The MACD Histogram passed both the parameters only in April 2016 making Nifty a buy. The RSI too crossed over 50 in April 2016.

Note that this crossover signal should be followed by ultra safe investors to confirm a market turnaround. Regular traders can always watch the price action, NR7, other indicators, etc., to snake in and out of positions.

The COVID-19 Crash

In the COVID-19 crash of March 2020, the Weekly MACD Line crossed above the Signal Line in May 2020 and in June 2020, the MACD Histogram was positive at 127 points, which exceeded 1% of the Nifty value of about 10,000 at that time. This was a buy signal. The RSI too crossed 50 in June 2020 confirming the MACD reading.

The Screener for Spotting Market Turnarounds

Stock passes ANY of the below filters in cash segment:

Weekly Rsi ( 14 ) crossed above 50
Weekly MACD Line ( 26,12,9 ) crossed above Weekly MACD Signal ( 26,12,9 )

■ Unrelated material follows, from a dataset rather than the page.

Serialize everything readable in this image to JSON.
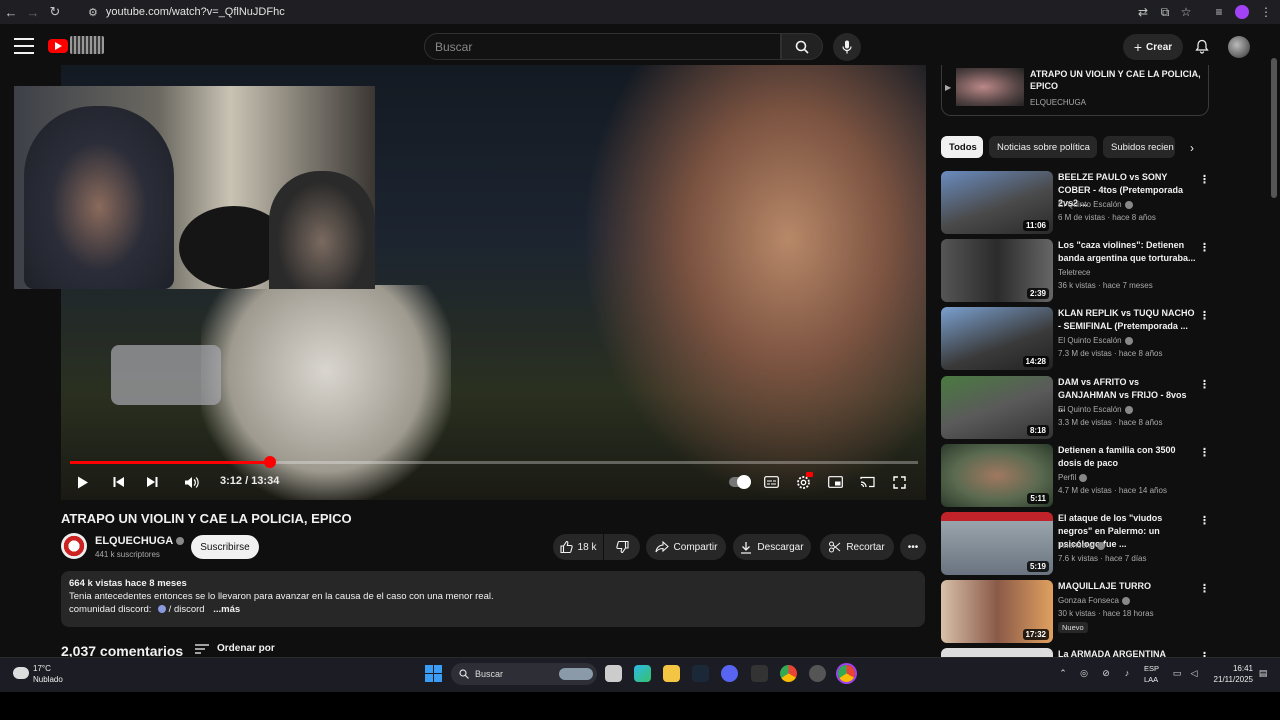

After the screener throws up a list of stocks:

  1. Check their MACD-Histogram and apply the logic discussed upstairs
  2. Remember that when market crashes, MACD is a more potent indicator than RSI
  3. Ignore penny stocks and check up on the fundamentals or business disruptions of the rest and act per your risk policy
  4. Note that this guide is only for investors who play safe. Risk takers have their own setups.

If you have questions, ask on Twitter @TheBullBull

Leave a Comment

Your email address will not be published. Required fields are marked *

This div height required for enabling the sticky sidebar
Ad Clicks : Ad Views : Ad Clicks : Ad Views : Ad Clicks : Ad Views : Ad Clicks : Ad Views : Ad Clicks : Ad Views : Ad Clicks : Ad Views : Ad Clicks : Ad Views : Ad Clicks : Ad Views : Ad Clicks : Ad Views : Ad Clicks : Ad Views : Ad Clicks : Ad Views : Ad Clicks : Ad Views : Ad Clicks : Ad Views : Ad Clicks : Ad Views : Ad Clicks : Ad Views : Ad Clicks : Ad Views : Ad Clicks : Ad Views : Ad Clicks : Ad Views : Ad Clicks : Ad Views : Ad Clicks : Ad Views : Ad Clicks : Ad Views : Ad Clicks : Ad Views : Ad Clicks : Ad Views : Ad Clicks : Ad Views : Ad Clicks : Ad Views : Ad Clicks : Ad Views : Ad Clicks : Ad Views : Ad Clicks : Ad Views : Ad Clicks : Ad Views : Ad Clicks : Ad Views :